Tradition in marketing has meant treating customers in an “impersonal” way that just won’t work anymore. As entertainment options increase — and our ability to discover and access them online grows — our expectations are necessitating new traditions. We audience members are putting ourselves “out there” with our likes and dislikes broadcast on Facebook, Twitter, etc. All of this will make it easier for “producers” to create appealing, targeted, winning communication strategies. As one commenter to Erik’s post put it, “Every company will be a media company.”
4. The old adage that you can only have two of these — cheap, quick, or quality — doesn’t hold true within social media. It’s possible to have all three.

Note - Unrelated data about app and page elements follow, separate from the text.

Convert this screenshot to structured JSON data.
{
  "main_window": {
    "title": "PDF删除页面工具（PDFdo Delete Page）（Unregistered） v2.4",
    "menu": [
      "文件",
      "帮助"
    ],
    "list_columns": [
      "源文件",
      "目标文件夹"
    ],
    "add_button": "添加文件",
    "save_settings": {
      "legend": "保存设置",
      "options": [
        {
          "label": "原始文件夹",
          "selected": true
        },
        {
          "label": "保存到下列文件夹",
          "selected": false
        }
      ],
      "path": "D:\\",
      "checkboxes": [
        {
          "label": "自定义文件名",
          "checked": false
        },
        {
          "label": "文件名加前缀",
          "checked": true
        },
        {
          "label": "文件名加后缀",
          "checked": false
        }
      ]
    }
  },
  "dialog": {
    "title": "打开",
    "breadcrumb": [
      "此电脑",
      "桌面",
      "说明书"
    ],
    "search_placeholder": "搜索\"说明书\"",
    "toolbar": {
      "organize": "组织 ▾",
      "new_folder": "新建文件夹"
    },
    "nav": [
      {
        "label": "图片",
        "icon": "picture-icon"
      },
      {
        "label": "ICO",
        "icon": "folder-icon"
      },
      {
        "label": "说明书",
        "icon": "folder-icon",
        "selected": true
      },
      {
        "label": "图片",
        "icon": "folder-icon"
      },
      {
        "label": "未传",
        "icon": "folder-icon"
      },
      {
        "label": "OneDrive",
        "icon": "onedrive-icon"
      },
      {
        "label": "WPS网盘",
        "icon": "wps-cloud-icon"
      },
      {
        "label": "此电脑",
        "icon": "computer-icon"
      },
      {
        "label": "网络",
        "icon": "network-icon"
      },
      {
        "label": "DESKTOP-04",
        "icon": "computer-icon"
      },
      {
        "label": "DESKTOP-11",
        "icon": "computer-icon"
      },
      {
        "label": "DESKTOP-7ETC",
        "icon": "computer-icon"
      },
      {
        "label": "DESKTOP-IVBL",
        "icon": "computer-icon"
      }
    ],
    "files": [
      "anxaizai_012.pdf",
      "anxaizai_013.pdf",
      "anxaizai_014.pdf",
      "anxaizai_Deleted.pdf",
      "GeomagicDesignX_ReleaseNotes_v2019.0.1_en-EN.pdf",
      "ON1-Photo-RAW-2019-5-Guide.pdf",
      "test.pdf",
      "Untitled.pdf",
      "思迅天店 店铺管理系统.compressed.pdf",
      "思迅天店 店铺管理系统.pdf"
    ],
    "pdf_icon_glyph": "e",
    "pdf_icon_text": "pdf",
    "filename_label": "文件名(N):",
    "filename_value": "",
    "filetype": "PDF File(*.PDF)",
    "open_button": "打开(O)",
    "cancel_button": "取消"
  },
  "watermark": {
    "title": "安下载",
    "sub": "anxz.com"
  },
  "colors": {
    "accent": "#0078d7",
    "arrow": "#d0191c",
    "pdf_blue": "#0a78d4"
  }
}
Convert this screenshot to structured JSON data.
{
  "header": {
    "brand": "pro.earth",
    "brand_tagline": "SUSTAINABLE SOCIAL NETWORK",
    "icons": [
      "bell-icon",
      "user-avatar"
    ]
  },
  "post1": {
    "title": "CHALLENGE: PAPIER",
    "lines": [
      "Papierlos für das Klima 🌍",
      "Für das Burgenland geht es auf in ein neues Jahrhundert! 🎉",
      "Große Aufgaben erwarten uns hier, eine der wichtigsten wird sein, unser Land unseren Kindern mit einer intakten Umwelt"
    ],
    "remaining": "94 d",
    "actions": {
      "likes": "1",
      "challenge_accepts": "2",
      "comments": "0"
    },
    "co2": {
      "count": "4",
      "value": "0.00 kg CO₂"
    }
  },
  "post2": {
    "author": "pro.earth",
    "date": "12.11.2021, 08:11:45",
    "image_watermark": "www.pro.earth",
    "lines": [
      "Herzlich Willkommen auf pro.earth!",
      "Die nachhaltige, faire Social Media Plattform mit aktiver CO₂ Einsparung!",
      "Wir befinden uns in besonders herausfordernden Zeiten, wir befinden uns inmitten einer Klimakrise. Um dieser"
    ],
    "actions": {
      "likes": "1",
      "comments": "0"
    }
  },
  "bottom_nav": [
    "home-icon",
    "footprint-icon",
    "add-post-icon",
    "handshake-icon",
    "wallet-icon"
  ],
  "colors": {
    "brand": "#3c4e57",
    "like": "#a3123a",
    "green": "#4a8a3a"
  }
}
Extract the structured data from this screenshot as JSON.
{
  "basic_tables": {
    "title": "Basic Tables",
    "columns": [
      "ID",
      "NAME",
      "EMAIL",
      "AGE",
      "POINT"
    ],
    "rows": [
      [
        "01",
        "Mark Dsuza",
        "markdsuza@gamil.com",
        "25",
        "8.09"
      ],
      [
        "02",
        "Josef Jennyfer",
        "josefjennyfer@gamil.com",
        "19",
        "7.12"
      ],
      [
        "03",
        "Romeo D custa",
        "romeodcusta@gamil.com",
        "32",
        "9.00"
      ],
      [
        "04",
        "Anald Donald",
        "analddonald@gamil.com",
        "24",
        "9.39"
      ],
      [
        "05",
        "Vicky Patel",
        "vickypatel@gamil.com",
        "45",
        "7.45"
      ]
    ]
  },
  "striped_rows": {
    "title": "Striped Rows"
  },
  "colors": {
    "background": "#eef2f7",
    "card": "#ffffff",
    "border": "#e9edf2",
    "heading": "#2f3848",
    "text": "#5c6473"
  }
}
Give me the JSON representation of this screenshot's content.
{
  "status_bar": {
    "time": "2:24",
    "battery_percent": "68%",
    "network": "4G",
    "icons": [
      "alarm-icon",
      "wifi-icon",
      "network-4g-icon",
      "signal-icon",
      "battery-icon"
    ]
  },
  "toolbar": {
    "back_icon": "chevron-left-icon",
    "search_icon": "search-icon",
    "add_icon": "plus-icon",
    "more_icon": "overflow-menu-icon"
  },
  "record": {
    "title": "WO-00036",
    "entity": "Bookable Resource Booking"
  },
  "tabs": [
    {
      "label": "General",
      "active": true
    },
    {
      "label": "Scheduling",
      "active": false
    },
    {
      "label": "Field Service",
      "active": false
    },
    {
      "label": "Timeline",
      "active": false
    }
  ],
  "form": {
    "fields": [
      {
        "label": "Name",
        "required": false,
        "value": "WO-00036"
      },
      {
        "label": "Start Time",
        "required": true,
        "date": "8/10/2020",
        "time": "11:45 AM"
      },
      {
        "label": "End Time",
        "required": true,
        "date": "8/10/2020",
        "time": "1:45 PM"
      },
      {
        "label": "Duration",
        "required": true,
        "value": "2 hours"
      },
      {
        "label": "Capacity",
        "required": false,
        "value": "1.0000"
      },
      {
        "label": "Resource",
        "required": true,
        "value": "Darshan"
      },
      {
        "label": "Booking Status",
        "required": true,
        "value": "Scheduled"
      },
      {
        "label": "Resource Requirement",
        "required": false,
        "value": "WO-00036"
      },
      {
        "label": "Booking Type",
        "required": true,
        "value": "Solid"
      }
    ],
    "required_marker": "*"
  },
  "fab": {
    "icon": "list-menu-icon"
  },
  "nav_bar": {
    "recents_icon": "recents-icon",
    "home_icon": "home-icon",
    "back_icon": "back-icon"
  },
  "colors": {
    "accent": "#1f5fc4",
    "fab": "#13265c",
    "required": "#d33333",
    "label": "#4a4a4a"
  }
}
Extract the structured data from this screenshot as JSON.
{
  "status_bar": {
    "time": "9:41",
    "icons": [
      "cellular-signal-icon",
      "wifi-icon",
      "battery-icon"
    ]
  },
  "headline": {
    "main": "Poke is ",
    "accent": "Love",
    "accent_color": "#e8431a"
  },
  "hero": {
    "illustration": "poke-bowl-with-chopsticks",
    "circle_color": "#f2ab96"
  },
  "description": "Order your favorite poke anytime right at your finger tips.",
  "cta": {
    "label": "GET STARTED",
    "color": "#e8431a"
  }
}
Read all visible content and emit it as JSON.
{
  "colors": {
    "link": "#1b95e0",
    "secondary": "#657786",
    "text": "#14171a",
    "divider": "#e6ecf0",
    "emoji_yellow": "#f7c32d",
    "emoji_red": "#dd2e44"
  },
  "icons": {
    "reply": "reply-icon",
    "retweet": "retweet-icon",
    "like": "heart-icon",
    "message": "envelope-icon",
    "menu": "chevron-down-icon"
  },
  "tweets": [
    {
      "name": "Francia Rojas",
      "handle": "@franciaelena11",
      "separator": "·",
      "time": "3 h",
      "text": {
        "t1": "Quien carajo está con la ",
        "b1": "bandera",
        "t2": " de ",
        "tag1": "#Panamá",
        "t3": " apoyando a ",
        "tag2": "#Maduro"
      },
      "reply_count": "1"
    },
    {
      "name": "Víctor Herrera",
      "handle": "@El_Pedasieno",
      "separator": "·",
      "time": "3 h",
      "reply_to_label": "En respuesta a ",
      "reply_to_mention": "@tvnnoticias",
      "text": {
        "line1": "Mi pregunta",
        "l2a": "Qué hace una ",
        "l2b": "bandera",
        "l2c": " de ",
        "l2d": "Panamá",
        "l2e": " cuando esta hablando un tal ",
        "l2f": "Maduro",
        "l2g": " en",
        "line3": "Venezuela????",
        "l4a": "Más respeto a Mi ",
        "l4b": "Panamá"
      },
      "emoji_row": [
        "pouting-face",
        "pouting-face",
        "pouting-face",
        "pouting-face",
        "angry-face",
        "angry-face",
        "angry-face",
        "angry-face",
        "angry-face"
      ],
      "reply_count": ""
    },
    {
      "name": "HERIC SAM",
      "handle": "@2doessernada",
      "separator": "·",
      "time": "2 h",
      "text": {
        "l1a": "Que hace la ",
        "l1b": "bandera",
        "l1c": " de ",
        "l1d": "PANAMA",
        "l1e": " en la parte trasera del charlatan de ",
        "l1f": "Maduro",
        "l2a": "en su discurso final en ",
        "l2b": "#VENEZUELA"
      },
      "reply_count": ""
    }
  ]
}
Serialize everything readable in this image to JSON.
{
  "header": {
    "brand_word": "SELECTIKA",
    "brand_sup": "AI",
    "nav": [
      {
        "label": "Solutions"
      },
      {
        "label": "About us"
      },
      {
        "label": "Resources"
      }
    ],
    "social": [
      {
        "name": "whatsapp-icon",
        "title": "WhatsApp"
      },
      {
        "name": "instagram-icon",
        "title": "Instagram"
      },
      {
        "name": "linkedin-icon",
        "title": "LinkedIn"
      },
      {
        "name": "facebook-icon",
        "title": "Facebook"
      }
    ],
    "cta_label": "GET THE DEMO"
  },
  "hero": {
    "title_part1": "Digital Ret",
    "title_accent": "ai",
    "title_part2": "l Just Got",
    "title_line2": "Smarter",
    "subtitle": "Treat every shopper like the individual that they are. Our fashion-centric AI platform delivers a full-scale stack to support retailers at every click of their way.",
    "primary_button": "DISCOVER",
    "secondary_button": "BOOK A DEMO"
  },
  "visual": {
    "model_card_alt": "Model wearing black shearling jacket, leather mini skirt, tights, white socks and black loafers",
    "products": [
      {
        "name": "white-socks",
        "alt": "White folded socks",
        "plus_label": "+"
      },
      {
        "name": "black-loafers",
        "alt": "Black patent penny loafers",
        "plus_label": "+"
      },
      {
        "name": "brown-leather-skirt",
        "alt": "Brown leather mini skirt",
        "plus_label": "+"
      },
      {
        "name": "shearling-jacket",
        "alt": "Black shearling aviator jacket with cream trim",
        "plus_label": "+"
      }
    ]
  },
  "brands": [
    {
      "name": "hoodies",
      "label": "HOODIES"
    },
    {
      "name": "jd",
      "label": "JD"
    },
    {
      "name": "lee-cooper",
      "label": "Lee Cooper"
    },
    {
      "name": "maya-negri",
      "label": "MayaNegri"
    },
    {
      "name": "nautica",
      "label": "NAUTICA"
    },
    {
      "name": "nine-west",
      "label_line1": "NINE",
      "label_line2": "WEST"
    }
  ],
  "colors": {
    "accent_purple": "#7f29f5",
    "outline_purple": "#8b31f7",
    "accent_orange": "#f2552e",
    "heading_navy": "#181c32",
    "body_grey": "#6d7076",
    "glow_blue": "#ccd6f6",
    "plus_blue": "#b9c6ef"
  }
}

We don’t have to pay to play, so the online world is accessible to all with an available computer. Information is readily obtainable and often in “real time.” Thus quality is never compromised because of cost or speed.
3. Social media’s ability to quickly disseminate information among friends and peers helps eliminate different people performing the same tasks (multiple individual redundancies), whether it’s researching the best vacation spot or smart phone. This results in a more efficient society.
No one likes wasting time, so online searching avoids the delay and frustration of waiting for postal delivery, a return phone call, or even getting past the button-pressing in a phone tree. Businesses can send personalized messages to a community — thus eliminating the waste of mass marketing and the expense of one-on-one promotion.
2. Consumers are looking to peers for recommendations on products, services, health issues, and more via social media. Only companies that produce products and services of great value will be part of these conversations; mediocrity will quickly be eliminated.
Society as a whole will be improved as we help one another create and discover the highest quality products and services.
1. Successful marketers will be more like Dale Carnegie and less like David Ogilvy; listen first, sell second.
Everything in this revolutionary world of Social Media Marketing begins with improving (a) the way we listen to one another and (b) the means to do it.
Let’s re-visit #15 and more fully comprehend that business growth and success in the future will be tied to mastery of opportunities offered in our Brave New World of Social Media
Your turn for comments and additional maxims.